Don’t require that you like each other before you can co-parent  

Even if you find you are completely at peace over ending your romantic relationship but simply can’t stand this person, there is a path for you two to move forward as cooperative co-parents.  

First, transition the way you think of your relationship with your former partner from personal to more business-like. Second, if your separation was recent, living separately and time will do much to heal old wounds. Give yourselves time to adjust and decompress from the emotional destruction you suffered from the split. 

Third, until you two are in a better place to set emotions aside and communicate constructively, leverage other tools to share information. If you can have a conversation at a distance, talk on the phone or through video.  

If you can’t converse, try communicating in writing over email or text, but be mindful that tone and sentiment could be misinterpreted by either of you. And if these solutions don’t offer the guardrails you need to keep communications safe and respectful, try the communication tools in OurFamilyWizard. 

A man with dark hair and a young girl with dark hair hold video game controllers. They are looking at each other and smiling.

Do apologize for mistakes you made

I know I said above that a parent shouldn’t make getting an apology a prerequisite to co-parenting, but that doesn’t mean you shouldn’t do it if you know you made a mistake. While apologizing will never erase what has already been done, it can go a long way to ease the pain imposed on the other person. And if it means less hostility and more amicable interactions with your co-parent going forward, isn’t it worth it? 

Even if you believe you weren’t in the wrong, you can still acknowledge your former partner’s anguish. This doesn’t mean it is justified or that you agree with it. It just means you’re listening and can see they are in pain.  

Do forgive past misdeeds 

I’m not suggesting you forget whatever awful thing the other person did. Forgiveness never erases the mistake. It just makes it easier to move past it so that two people can focus on whatever comes next. 
And what is this new focus? To be good parents and raise happy, responsible, respectful humans. Even if the other person has not apologized, I would suggest that you forgive them anyway, even if just to yourself. It will free you from the weight of carrying all the residual anger around.  

Do demonstrate collaborative behavior even if your co-parent does not  

Trying to do the right thing when the other person won’t play along can be maddening. At some point, you might consider giving up on the whole idea of co-parenting and concede that you’ll be apologizing to your child for the rest of your life for failing as co-parents. But I implore you to keep going!  

If you’re not sure how to demonstrate collaborative behavior, just focus on treating your co-parent the way you would want to be treated.

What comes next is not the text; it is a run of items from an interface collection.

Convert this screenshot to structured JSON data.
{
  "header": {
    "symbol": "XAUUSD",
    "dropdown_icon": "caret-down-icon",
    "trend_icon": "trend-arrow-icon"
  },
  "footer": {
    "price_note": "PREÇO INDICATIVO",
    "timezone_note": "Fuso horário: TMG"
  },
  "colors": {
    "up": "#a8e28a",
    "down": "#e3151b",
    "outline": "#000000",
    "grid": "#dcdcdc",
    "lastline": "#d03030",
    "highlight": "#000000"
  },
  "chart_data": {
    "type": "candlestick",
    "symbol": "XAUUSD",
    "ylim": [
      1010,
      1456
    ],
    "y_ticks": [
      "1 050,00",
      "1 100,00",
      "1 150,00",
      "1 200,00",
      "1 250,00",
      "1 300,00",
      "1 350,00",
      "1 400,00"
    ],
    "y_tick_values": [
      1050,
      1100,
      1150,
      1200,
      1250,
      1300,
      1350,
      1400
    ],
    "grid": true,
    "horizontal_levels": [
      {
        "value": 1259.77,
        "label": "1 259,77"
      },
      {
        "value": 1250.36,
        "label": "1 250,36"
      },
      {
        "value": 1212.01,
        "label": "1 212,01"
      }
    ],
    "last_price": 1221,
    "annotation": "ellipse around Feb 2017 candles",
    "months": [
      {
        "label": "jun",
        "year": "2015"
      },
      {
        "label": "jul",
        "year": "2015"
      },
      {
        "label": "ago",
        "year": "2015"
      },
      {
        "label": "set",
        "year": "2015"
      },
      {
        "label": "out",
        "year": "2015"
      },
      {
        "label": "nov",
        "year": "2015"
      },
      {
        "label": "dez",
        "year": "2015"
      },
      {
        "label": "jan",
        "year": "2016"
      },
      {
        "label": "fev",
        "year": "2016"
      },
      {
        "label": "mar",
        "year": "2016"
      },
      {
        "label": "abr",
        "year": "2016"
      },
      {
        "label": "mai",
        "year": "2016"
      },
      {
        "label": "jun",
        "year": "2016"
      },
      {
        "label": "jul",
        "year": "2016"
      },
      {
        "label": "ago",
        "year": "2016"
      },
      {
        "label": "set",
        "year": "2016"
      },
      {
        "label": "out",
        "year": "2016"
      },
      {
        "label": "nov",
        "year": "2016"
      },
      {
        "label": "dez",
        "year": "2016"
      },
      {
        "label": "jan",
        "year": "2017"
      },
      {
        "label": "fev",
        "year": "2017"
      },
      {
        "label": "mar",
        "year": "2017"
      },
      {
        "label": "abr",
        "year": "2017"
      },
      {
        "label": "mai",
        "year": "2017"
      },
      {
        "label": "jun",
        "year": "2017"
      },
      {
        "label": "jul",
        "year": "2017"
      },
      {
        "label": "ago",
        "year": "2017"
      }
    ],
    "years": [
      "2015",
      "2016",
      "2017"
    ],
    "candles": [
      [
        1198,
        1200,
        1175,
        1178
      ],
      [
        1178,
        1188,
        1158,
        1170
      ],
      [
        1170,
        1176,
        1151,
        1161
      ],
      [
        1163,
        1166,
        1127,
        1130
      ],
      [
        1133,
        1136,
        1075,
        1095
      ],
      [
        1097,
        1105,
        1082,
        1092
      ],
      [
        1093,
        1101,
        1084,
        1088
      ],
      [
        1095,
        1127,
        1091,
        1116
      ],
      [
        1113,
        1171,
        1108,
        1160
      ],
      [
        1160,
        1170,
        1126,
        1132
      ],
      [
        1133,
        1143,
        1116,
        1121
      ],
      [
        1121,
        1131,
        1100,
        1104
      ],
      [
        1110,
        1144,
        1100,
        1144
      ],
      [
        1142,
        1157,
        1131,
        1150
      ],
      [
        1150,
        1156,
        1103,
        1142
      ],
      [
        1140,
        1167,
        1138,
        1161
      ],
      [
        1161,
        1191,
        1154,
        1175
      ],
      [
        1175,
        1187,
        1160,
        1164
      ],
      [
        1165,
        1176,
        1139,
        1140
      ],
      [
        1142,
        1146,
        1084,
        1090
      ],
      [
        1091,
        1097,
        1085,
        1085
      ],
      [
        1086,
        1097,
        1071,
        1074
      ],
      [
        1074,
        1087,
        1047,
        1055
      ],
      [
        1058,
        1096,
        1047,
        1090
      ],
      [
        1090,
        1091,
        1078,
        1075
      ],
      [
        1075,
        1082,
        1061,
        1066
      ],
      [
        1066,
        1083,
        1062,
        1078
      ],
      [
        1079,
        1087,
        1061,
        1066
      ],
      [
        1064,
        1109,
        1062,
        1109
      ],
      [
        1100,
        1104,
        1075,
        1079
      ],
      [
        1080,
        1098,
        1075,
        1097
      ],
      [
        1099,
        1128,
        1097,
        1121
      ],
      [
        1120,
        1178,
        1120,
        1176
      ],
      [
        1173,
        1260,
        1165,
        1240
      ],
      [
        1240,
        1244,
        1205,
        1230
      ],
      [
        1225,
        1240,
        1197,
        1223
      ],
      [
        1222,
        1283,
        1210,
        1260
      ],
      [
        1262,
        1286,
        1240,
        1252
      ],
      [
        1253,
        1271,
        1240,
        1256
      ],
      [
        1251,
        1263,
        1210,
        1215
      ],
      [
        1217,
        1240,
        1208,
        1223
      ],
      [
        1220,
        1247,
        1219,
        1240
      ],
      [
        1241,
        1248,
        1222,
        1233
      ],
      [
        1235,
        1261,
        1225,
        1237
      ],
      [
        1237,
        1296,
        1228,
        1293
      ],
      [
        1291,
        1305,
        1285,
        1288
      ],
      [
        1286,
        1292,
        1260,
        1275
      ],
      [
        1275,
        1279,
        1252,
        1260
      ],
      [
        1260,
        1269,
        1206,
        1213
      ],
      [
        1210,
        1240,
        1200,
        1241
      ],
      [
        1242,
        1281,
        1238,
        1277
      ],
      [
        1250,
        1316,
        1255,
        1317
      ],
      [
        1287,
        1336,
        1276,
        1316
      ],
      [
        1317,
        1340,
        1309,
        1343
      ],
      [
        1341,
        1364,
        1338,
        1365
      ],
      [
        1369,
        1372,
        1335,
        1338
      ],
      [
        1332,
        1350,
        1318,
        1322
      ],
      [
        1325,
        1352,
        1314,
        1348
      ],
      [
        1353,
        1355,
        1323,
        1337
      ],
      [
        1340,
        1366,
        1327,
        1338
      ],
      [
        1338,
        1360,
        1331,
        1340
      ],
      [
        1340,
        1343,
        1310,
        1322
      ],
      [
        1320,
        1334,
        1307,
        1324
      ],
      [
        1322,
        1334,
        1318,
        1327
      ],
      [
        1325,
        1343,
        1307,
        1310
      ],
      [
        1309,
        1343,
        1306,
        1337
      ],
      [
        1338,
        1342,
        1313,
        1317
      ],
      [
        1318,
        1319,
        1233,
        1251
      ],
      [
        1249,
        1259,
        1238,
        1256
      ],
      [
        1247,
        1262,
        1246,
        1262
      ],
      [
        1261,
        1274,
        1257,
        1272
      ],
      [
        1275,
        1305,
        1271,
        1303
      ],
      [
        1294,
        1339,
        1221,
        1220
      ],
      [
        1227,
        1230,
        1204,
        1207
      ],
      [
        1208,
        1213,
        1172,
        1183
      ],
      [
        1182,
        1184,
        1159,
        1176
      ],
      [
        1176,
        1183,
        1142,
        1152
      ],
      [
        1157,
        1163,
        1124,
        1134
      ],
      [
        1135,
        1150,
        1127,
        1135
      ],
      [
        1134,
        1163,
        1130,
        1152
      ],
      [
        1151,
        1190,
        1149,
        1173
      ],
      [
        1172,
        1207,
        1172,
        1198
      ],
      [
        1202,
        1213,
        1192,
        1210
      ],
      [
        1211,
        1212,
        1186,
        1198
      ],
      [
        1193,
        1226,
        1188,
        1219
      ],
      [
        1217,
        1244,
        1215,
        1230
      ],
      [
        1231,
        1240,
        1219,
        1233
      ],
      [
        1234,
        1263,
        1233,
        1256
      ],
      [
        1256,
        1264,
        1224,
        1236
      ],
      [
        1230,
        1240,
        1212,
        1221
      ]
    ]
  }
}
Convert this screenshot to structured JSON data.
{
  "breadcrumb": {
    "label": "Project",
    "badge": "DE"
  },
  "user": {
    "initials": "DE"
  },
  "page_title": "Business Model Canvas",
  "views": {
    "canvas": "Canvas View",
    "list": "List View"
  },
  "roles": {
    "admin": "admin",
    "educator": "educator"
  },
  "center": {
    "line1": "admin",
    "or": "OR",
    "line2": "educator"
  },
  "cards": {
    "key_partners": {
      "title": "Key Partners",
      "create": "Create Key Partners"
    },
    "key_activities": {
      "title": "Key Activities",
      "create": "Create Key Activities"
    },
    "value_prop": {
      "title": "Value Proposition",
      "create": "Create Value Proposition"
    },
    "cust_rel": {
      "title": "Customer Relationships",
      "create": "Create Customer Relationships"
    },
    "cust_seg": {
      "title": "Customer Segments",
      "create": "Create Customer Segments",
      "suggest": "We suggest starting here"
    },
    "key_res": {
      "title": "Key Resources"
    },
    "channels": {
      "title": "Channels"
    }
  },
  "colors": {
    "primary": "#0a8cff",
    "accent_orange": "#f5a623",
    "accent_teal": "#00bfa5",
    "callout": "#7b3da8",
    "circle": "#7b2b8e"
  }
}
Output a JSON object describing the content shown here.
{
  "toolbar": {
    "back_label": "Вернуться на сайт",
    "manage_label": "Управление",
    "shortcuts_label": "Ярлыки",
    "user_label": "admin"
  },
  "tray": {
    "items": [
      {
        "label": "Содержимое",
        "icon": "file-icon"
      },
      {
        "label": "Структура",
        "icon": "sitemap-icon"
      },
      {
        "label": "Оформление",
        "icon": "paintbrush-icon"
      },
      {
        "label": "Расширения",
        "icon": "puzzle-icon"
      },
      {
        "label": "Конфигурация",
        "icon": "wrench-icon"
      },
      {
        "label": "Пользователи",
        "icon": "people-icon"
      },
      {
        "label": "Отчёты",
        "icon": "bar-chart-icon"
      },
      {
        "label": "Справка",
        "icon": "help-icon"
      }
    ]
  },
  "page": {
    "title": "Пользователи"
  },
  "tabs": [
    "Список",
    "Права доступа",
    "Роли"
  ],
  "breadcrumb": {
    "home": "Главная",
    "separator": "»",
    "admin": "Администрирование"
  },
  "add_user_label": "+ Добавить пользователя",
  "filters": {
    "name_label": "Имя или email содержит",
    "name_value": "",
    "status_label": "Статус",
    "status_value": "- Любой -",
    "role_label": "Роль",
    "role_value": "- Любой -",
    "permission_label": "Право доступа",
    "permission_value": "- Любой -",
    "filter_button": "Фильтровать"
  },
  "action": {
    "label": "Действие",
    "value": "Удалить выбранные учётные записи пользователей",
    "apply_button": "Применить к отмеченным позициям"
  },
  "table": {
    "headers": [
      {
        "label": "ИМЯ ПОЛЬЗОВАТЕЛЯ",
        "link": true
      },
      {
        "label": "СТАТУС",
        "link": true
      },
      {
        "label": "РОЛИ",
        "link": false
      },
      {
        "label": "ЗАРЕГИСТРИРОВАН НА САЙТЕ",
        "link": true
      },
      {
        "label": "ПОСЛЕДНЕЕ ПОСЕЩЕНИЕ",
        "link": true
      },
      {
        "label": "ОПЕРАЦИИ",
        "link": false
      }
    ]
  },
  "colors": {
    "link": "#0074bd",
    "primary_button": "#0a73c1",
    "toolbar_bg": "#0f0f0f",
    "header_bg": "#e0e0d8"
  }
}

You may not know how they want to be treated, but you certainly know what you would and wouldn’t want said or written to you. So stick with that.  
After a while, most people find it difficult to continue being mean if you’re always being nice. In my experience what usually happens is the other person begins to reciprocate. They become mindful of their words toward you and release hostility. They focus on being a good parent. And, as a result, you, your co-parent, and your child are likely to find greater peace in your redefined family existence.   

 Are there exceptions to what I suggest here? Absolutely! It may be impossible or even dangerous to co-parent with someone who has abused you or your children, has engaged in criminal behavior, or has a substance abuse problem. Your co-parent will need to resolve these issues before collaborative co-parenting will have a good chance of succeeding. If you are faced with these or similar issues, seek professional help for you and your child, and do what you can to encourage your child’s other parent to also get help.  

Teresa Harlow
Author's Bio:

Teresa Harlow is an author, speaker, mediator, and coach. Learn more about Teresa and her book, Combative to Collaborative: The Co-parenting Code at TeresaHarlow.com